Element data from apps and pages
◆ ◆ ◆ ◆

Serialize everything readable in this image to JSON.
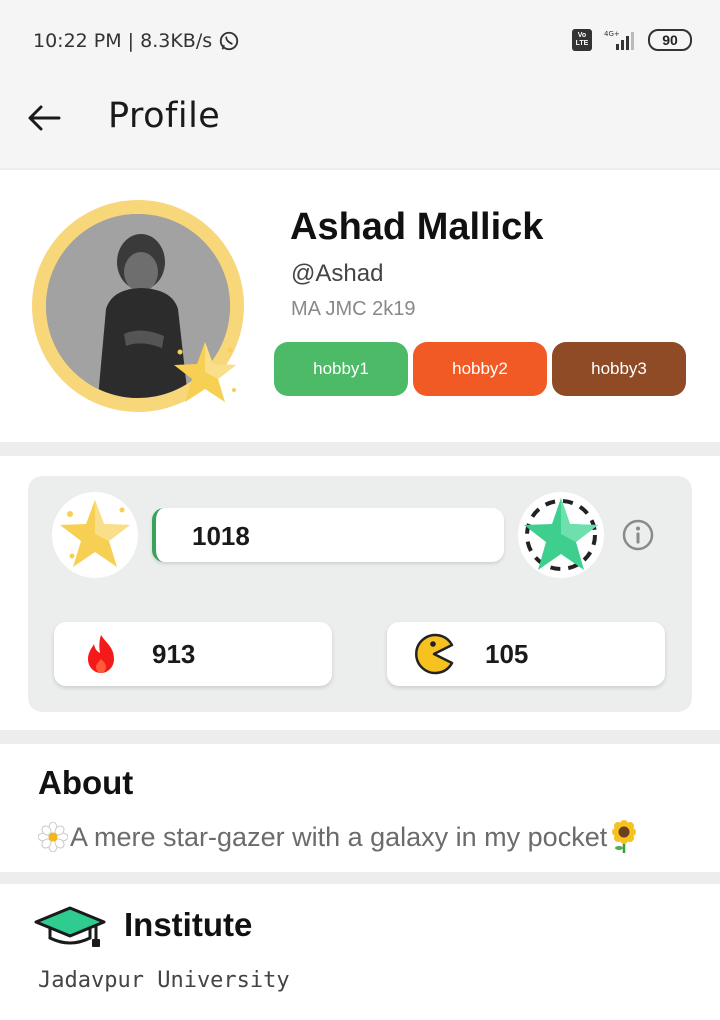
{
  "status_bar": {
    "time_speed": "10:22 PM | 8.3KB/s",
    "network": "4G+",
    "battery": "90",
    "icons": [
      "whatsapp-icon",
      "volte-icon",
      "signal-icon",
      "battery-icon"
    ]
  },
  "app_bar": {
    "title": "Profile",
    "back_icon": "arrow-left-icon"
  },
  "profile": {
    "name": "Ashad Mallick",
    "handle": "@Ashad",
    "course": "MA JMC 2k19",
    "hobbies": [
      {
        "label": "hobby1",
        "color": "#4cba66"
      },
      {
        "label": "hobby2",
        "color": "#f25a25"
      },
      {
        "label": "hobby3",
        "color": "#8f4a26"
      }
    ]
  },
  "stats": {
    "points": "1018",
    "streak": "913",
    "games": "105",
    "accent": "#3aa35a"
  },
  "about": {
    "title": "About",
    "bio": "A mere star-gazer with a galaxy in my pocket"
  },
  "institute": {
    "title": "Institute",
    "name": "Jadavpur University"
  }
}
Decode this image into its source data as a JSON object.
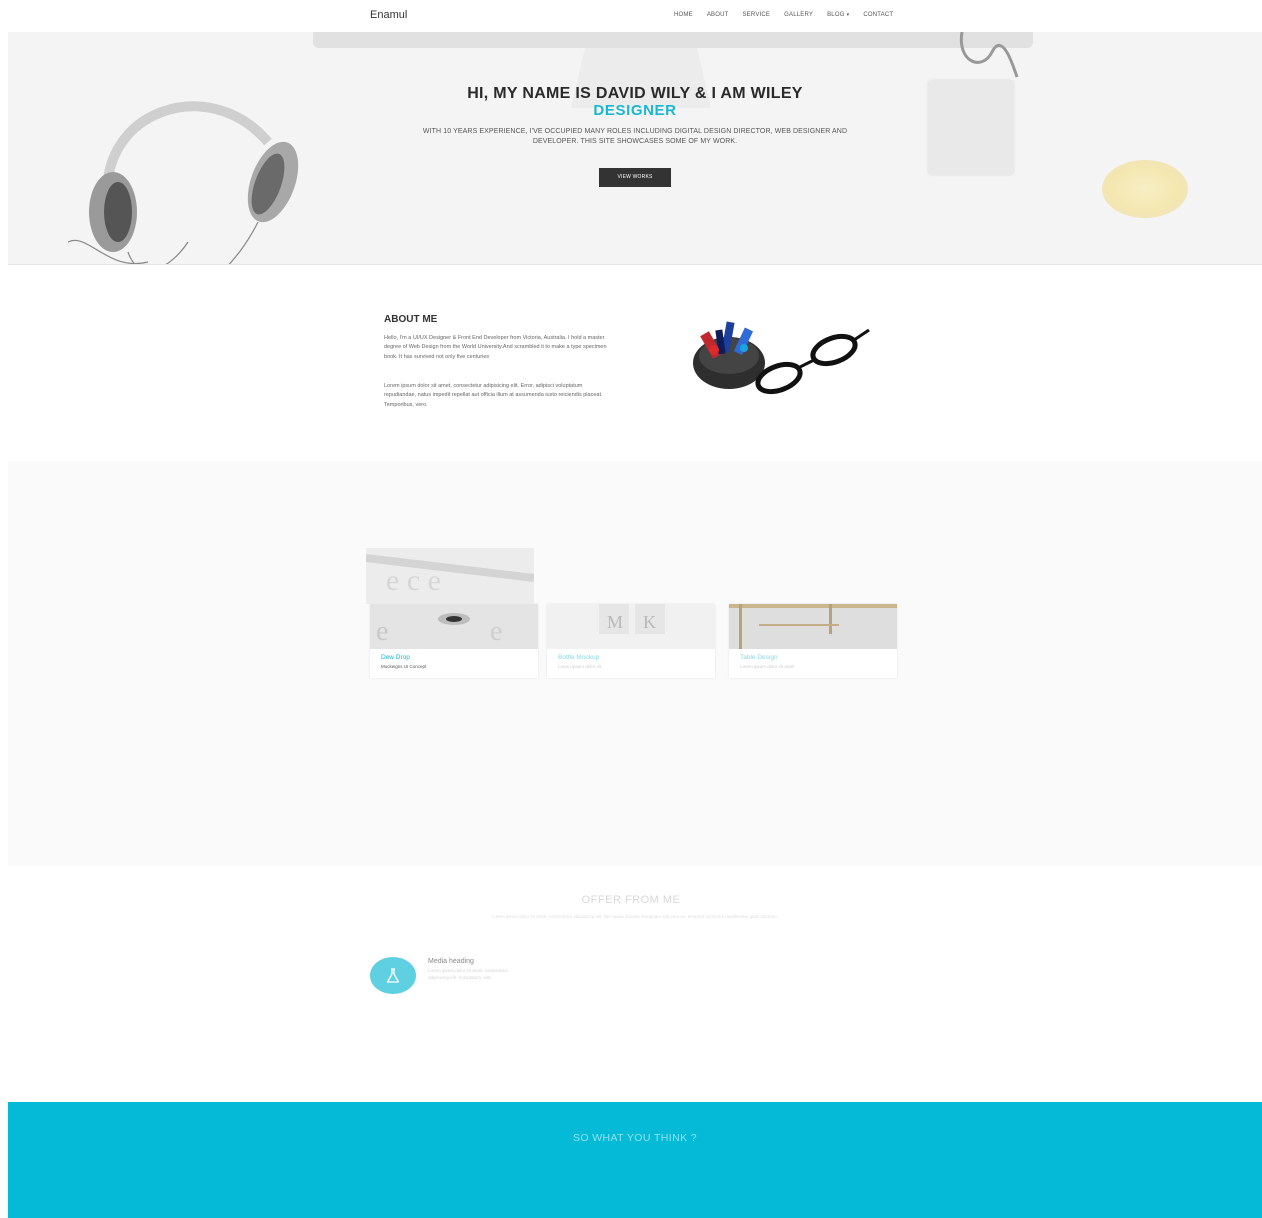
{
  "navbar": {
    "brand": "Enamul",
    "items": [
      {
        "label": "HOME"
      },
      {
        "label": "ABOUT"
      },
      {
        "label": "SERVICE"
      },
      {
        "label": "GALLERY"
      },
      {
        "label": "BLOG"
      },
      {
        "label": "CONTACT"
      }
    ]
  },
  "hero": {
    "title": "HI, MY NAME IS DAVID WILY & I AM WILEY",
    "subtitle": "DESIGNER",
    "description": "WITH 10 YEARS EXPERIENCE, I'VE OCCUPIED MANY ROLES INCLUDING DIGITAL DESIGN DIRECTOR, WEB DESIGNER AND DEVELOPER. THIS SITE SHOWCASES SOME OF MY WORK.",
    "button_label": "VIEW WORKS"
  },
  "about": {
    "title": "ABOUT ME",
    "paragraph1": "Hello, I'm a UI/UX Designer & Front End Developer from Victoria, Australia. I hold a master degree of Web Design from the World University.And scrambled it to make a type specimen book. It has survived not only five centuries",
    "paragraph2": "Lorem ipsum dolor sit amet, consectetur adipisicing elit. Error, adipisci voluptatum repudiandae, natus impedit repellat aut officia illum at assumenda iusto reiciendis placeat. Temporibus, vero."
  },
  "works": {
    "cards": [
      {
        "title": "Dew Drop",
        "subtitle": "Mockeigns UI Concept"
      },
      {
        "title": "Bottle Mockup",
        "subtitle": "Lorem ipsum dolor sit"
      },
      {
        "title": "Table Design",
        "subtitle": "Lorem ipsum dolor sit amet"
      }
    ]
  },
  "offer": {
    "title": "OFFER FROM ME",
    "description": "Lorem ipsum dolor sit amet, consectetur adipisicing elit. Nec quasi dolores numquam sint vero ex, tempore commodi repellendus quas laborum.",
    "media": {
      "heading": "Media heading",
      "text": "Lorem ipsum dolor sit amet, consectetur adipisicing elit. Voluptatum, sint."
    }
  },
  "footer": {
    "text": "SO WHAT YOU THINK ?"
  },
  "colors": {
    "accent": "#1ab7d4",
    "footer_bg": "#05bad6",
    "button_bg": "#333333"
  }
}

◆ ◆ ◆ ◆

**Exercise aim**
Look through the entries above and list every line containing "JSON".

**Answer to this problem**
Serialize everything readable in this image to JSON.
Decode this image into its source data as a JSON object.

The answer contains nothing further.